Because of the success of the Mouse is the most miserable ideal ever novel Spiegelman is being bombarded revealed Away with Jewish brutalization of deals. Down with Mickey Mouse! The mask represents confusion: Before Vladek and Anja were captured and sent to Auschwitz, they were able to avoid being caught in Srodula did my mother commit suicide? Was it my fault?
Holocaust Lit | Eiger, Mönch & Jungfrau
Why do I feel guilty? How can I move on? Dying faces, dead faces, hanging and dead bodies: Masks at this point are a functional graphic representations of the dead and way to avoid detection by pretending to be dying.
Hanging bodies are used at a num- someone else. At the start of the second ber of points with particular haunting ef- chapter of Book II Speigelman draws him- fect. They evoke within us feelings about self as a human character wearing a the dehumanisation of Jews their bodies 17 were left to hang like carcasses and their desperation.

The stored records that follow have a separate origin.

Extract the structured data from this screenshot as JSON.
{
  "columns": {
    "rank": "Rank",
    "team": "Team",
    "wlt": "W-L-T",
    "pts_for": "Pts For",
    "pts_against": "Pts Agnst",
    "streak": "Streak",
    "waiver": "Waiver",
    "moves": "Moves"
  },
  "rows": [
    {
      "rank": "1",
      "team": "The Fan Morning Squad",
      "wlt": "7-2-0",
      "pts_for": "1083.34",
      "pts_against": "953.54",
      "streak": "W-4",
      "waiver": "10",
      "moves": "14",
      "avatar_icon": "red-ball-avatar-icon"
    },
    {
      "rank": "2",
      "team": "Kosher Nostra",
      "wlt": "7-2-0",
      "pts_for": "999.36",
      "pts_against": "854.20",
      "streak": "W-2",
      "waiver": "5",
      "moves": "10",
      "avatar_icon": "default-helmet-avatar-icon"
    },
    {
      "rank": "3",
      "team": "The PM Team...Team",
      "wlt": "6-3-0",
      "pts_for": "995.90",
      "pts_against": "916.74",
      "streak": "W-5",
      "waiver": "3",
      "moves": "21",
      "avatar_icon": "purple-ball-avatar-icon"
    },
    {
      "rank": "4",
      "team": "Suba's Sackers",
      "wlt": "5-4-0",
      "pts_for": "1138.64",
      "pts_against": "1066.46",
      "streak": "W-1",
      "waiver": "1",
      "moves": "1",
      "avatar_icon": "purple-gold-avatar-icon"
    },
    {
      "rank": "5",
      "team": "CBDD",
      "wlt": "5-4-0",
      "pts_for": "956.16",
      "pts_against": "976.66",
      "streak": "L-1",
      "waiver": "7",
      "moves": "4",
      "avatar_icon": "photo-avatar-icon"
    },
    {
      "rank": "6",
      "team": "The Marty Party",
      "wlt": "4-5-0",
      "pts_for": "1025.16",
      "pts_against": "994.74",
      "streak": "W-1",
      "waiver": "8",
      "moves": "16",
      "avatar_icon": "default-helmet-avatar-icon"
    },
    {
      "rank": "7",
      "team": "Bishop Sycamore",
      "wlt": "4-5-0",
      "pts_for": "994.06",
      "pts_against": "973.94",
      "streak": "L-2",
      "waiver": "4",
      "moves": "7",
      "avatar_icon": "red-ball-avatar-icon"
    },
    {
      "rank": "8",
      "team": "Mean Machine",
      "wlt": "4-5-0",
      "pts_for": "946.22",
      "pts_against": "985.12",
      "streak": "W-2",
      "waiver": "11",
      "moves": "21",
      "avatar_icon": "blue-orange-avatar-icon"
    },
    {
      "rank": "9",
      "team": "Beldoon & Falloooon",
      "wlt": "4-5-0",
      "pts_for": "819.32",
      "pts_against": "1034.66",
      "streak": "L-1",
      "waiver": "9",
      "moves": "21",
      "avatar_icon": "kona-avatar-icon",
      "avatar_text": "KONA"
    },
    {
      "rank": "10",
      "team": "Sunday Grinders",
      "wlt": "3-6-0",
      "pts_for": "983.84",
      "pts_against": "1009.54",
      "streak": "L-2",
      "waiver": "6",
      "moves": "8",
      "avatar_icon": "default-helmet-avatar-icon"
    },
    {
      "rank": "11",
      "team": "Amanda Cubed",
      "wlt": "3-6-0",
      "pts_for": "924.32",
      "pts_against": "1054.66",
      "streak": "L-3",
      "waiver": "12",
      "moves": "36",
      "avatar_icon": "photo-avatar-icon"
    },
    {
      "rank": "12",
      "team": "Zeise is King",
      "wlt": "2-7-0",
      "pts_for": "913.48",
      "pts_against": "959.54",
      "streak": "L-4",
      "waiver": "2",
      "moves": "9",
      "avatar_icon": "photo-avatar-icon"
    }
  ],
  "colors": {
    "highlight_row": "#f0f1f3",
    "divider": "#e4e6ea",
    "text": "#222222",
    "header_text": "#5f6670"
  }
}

The image evokes within the powerlessness. If you lock them together in a room Art: I oughta get with no food for a week Such an old shabby coat. The Jews are undoubtedly a shame my son would wear such a coat! If she was sick, then what did I Vladek: Such a paper could be useful to need it [her] for? Of course I old said I got half what really happened.
In this way, the animal metaphor is ironized and destabilized, made to seem the relics of a past way of thinking about identity—though, tellingly, they are not abandoned altogether. After all, in Maus the past never lets go. I told the class I had three topics I wanted us to consider: I started by referring to a line quoted by the brilliant scholar Sara Horowitz in an influential essay on gender and Holocaust literature.

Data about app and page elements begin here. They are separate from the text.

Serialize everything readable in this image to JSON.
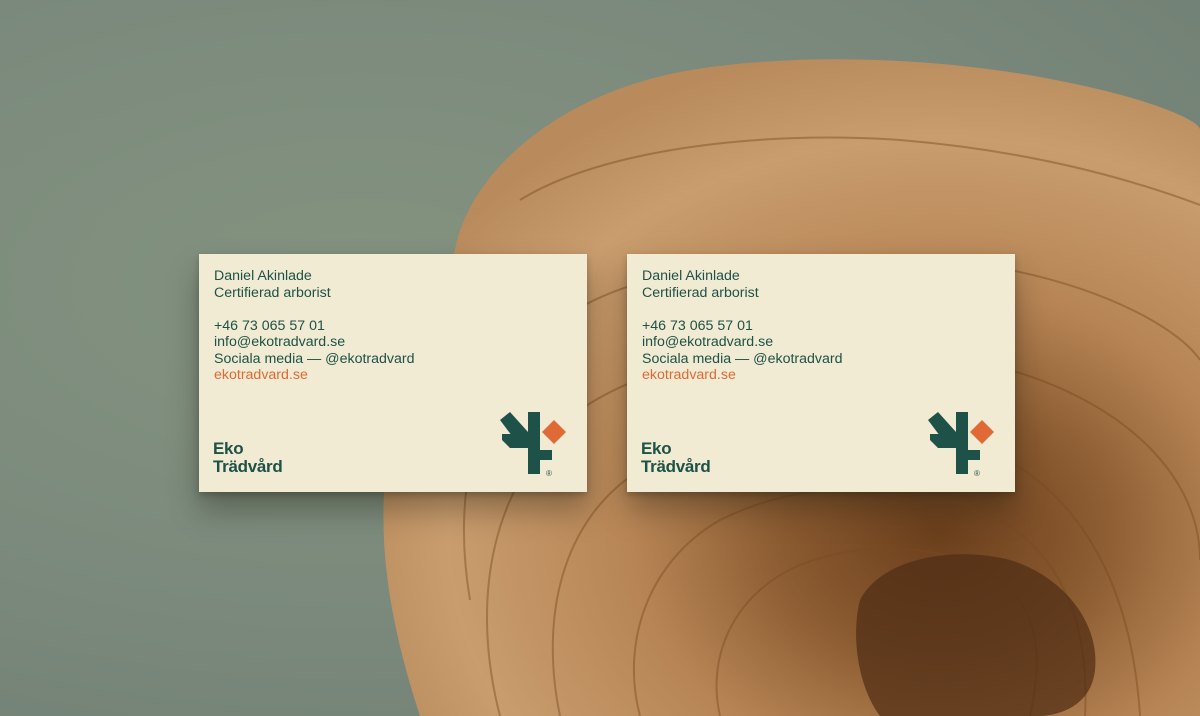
{
  "scene": {
    "description_colors": {
      "background": "#7d8c7f",
      "wood_light": "#c79a6c",
      "wood_dark": "#5a3418"
    }
  },
  "brand": {
    "colors": {
      "primary": "#1e5147",
      "accent": "#e06a35",
      "card": "#f1ebd3"
    },
    "icon": "tree-mark-icon"
  },
  "cards": [
    {
      "name": "Daniel Akinlade",
      "title": "Certifierad arborist",
      "phone": "+46 73 065 57 01",
      "email": "info@ekotradvard.se",
      "social": "Sociala media — @ekotradvard",
      "website": "ekotradvard.se",
      "wordmark_line1": "Eko",
      "wordmark_line2": "Trädvård",
      "registered": "®"
    },
    {
      "name": "Daniel Akinlade",
      "title": "Certifierad arborist",
      "phone": "+46 73 065 57 01",
      "email": "info@ekotradvard.se",
      "social": "Sociala media — @ekotradvard",
      "website": "ekotradvard.se",
      "wordmark_line1": "Eko",
      "wordmark_line2": "Trädvård",
      "registered": "®"
    }
  ]
}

Artie asks his father what his mother experienced when they were separated from each other upon arriving at Auschwitz. I reminded the class that the first thing Artie says to his father when he asks him to tell his story is: We soon concluded her character is quite complex.
She is both mentally and physically frail, relying on Vladek to jolly, even bully her into health. Yet she is also strong: Vladek explains how he discovered shortly after their marriage that Anja had for some time been translating secret documents into German for a Communist group, a clandestine and illegal activity that she narrowly escaped being arrested for.

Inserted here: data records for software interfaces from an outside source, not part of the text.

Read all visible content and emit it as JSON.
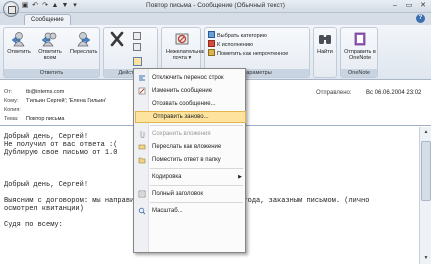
{
  "window": {
    "title": "Повтор письма - Сообщение (Обычный текст)",
    "qat": [
      "▣",
      "↶",
      "↷",
      "▲",
      "▼",
      "▾"
    ],
    "controls": [
      "–",
      "▭",
      "✕"
    ]
  },
  "tabs": {
    "active": "Сообщение",
    "help": "?"
  },
  "ribbon": {
    "reply": "Ответить",
    "reply_all": "Ответить всем",
    "forward": "Переслать",
    "respond_group": "Ответить",
    "delete_group": "Действия",
    "junk": "Нежелательная почта",
    "junk_arrow": "▾",
    "categorize": "Выбрать категорию",
    "followup": "К исполнению",
    "mark_unread": "Пометить как непрочтенное",
    "options_group": "Параметры",
    "find": "Найти",
    "onenote": "Отправить в OneNote",
    "onenote_group": "OneNote"
  },
  "header": {
    "from_label": "От:",
    "from_value": "tb@intems.com",
    "to_label": "Кому:",
    "to_value": "'Гильин Сергей'; 'Елена Гильин'",
    "cc_label": "Копия:",
    "cc_value": "",
    "subject_label": "Тема:",
    "subject_value": "Повтор письма",
    "sent_label": "Отправлено:",
    "sent_value": "Вс 06.06.2004 23:02"
  },
  "body_lines": [
    "Добрый день, Сергей!",
    "Не получил от вас ответа :(",
    "Дублирую свое письмо от 1.0",
    "",
    "",
    "",
    "Добрый день, Сергей!",
    "",
    "Выясним с договором: мы направили его вам 27 апреля 2005 года, заказным письмом. (лично",
    "осмотрел квитанции)",
    "",
    "Судя по всему:"
  ],
  "menu": {
    "items": [
      {
        "label": "Отключить перенос строк",
        "state": "normal"
      },
      {
        "label": "Изменить сообщение",
        "state": "normal"
      },
      {
        "label": "Отозвать сообщение...",
        "state": "normal"
      },
      {
        "label": "Отправить заново...",
        "state": "highlighted"
      },
      {
        "label": "Сохранить вложения",
        "state": "disabled"
      },
      {
        "label": "Переслать как вложение",
        "state": "normal"
      },
      {
        "label": "Поместить ответ в папку",
        "state": "normal"
      },
      {
        "label": "Кодировка",
        "state": "normal"
      },
      {
        "label": "Полный заголовок",
        "state": "normal"
      },
      {
        "label": "Масштаб...",
        "state": "normal"
      }
    ]
  },
  "colors": {
    "ribbon_accent": "#3b6fb0",
    "menu_highlight": "#fde39d"
  }
}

The point, I suggested, is that Vladek seeks to make her life conform to his, just as he does retrospectively when he tells Artie that her experiences at Auschwitz were the same as is. Maybe his depiction of how much she relied on him is just another instance of his seemingly insatiable need to be in control, to be the consummate fixer, a trait that saved his life on more than one occasion in the camps.
Seeing how important it is for Vladek to control his portrayal of Anja, we might wonder if Artie does something similar. But earlier, in the wake of her suicide, he describes her as needy and smothering, in fact, as having murdered him. Is it really, as Vladek repeats over and over, that she wants his money? Mala seems particularly hard done by in the book, and not just by Vladek.
I pointed to a scene in which Artie, leaving his father winded after another long session on the exercise bike, comes across Mala in the kitchen. He mentions the round up in Sosnowiecz that Vladek has just been telling him about. Mala, who had experienced it as well, begins to tell the story of her family, including what sounds like an extraordinary feat of her own, in which she managed to smuggle her mother out of the ghetto.
I think this response is really surprising given how much Artie and Mala have in common. To recognize Mala might have required Artie to recognize the strange way in which he and his father attempt to control and even efface women by subordinating them to their various quests. After all, in their own ways, Artie and Vladek are equally controlling.
I took the opportunity to segue to the topic of photographs, both actual and imagined. How many real photographs are reproduced in the book, I asked. Who are they of? Why are these photos included? Yes, though a family photograph, that is, of all of them together, is naturally impossible. So the book performs a double movement: But why include the photos? Why reproduce them in the text?